11 Appendix The following tables contain the values of all indicator variables used in the country profile. Firm Characteristics Niger17 Small Medium Large Sub- Saharan Africa Low Income Age of the establishment (years) Gender Percent of with female participation in ownership Percent of with a female top manager Proportion of permanent full-time workers that are female (%) Percentage of permanent full-time non-production workers that are female n.a..6.4 Percentage of permanent full-time production workers that are female n.a Workforce Percent of offering formal training Proportion of workers offered formal training (%)* n.a Years of the top manager's experience working in the firm's sector Number of permanent full-time workers Number of temporary workers Number of permanent production workers* n.a Number of permanent non-production workers* n.a Number of permanent skilled production workers* n.a Number of permanent unskilled production workers* n.a Proportion of unskilled workers (out of all production workers) (%)* n.a Performance Real annual sales growth (%) Annual employment growth (%) Infrastructure Number of electrical outages in a typical month Losses due to electrical outages (% of annual sales) Days to obtain an electrical connection (upon application) Number of water insufficiencies in a typical month*..3.8 n.a Trade Days to clear direct exports through customs n.a... Percent of exporting directly or indirectly (at least 1% of sales) Days to clear imports from customs* n.a Percent of using material inputs and/or supplies of foreign origin* n.a Finance Percent of with a checking or savings account Percent of with a bank loan/line of credit Proportion of investment financed internally (%) Proportion of investment financed by banks (%) Proportion of investment financed by supplier credit (%) Proportion of investment financed by equity or stock sales (%) Crime Security costs (% of annual sales) Losses due to theft and vandalism against the firm (% of annual sales)

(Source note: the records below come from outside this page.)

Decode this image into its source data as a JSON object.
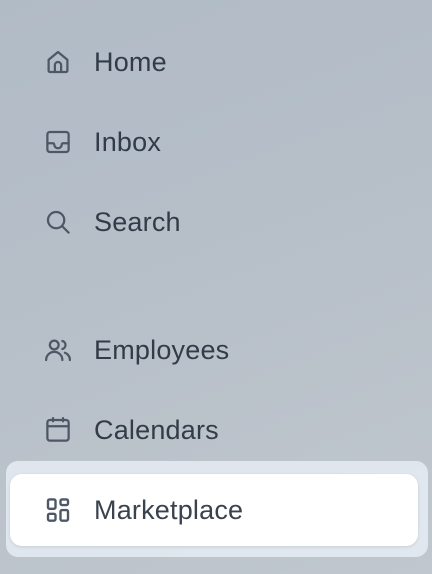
{
  "sidebar": {
    "items": [
      {
        "label": "Home",
        "icon": "home-icon"
      },
      {
        "label": "Inbox",
        "icon": "inbox-icon"
      },
      {
        "label": "Search",
        "icon": "search-icon"
      },
      {
        "label": "Employees",
        "icon": "users-icon"
      },
      {
        "label": "Calendars",
        "icon": "calendar-icon"
      },
      {
        "label": "Marketplace",
        "icon": "grid-icon",
        "active": true
      }
    ]
  },
  "colors": {
    "text": "#323b47",
    "icon": "#4d5766",
    "active_bg": "#ffffff",
    "active_halo": "#ecf2f8",
    "background": "#b6bfc8"
  }
}
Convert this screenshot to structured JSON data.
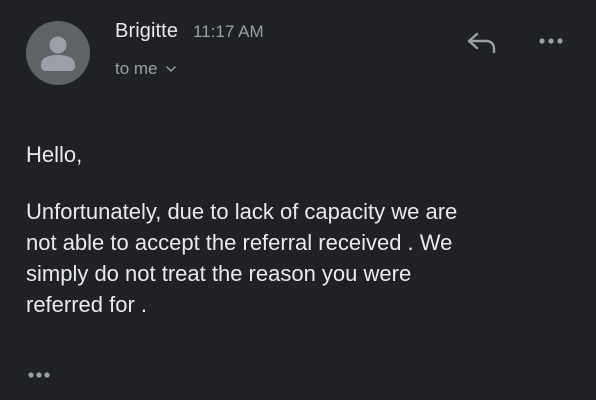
{
  "header": {
    "sender_name": "Brigitte",
    "time": "11:17 AM",
    "recipient": "to me",
    "avatar_icon": "person-icon",
    "chevron_icon": "chevron-down-icon",
    "reply_icon": "reply-icon",
    "more_icon": "more-horiz-icon"
  },
  "message": {
    "greeting": "Hello,",
    "body_lines": [
      "Unfortunately, due to lack of capacity we are",
      "not able to accept the referral received . We",
      "simply do not treat the reason you were",
      "referred for ."
    ],
    "trimmed_icon": "more-horiz-icon"
  },
  "colors": {
    "background": "#202124",
    "text_primary": "#e8eaed",
    "text_secondary": "#9aa0a6",
    "avatar_bg": "#5f6368",
    "avatar_figure": "#9aa0a6"
  }
}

12 Informality Percent of competing against unregistered or informal Percent of formally registered when they started operations in the country Regulations and Taxes Niger17 Small Medium Large Sub- Saharan Africa Low Income Senior management time spent dealing with the requirements of government regulation (%) Number of visits or required meetings with tax officials Days to obtain an import license Days to obtain a construction-related permit Days to obtain an operating license n.a Corruption Bribery incidence (percent of experiencing at least one bribe payment request) Percent of expected to give gifts to get a construction permit Percent of expected to give gifts to secure government contract Percent of expected to give gifts in meetings with tax officials Biggest Obstacle Access to finance Access to land Business licenses and permits Corruption Courts Crime, theft and disorder Customs and trade regulations Electricity Inadequately educated workforce Labor regulations Political instability Practices of the informal sector Tax administration Tax rates Transportation * These indicators are computed only for the manufacturing sector 1. The sample for each economy is stratified by industry, firm size, and geographic region. The level of detail of the stratification by industry depends on the size of the economy. Stratification by size follows the three levels presented in the text: small, medium, and large. Regional stratification includes the main economic regions in each economy. Through this methodology estimates for the different stratification levels can be calculated on a separate basis while, at the same time, inferences can be made for the non-agricultural private economy as a whole. For more details on the sampling strategy, review the Sampling Note available at 12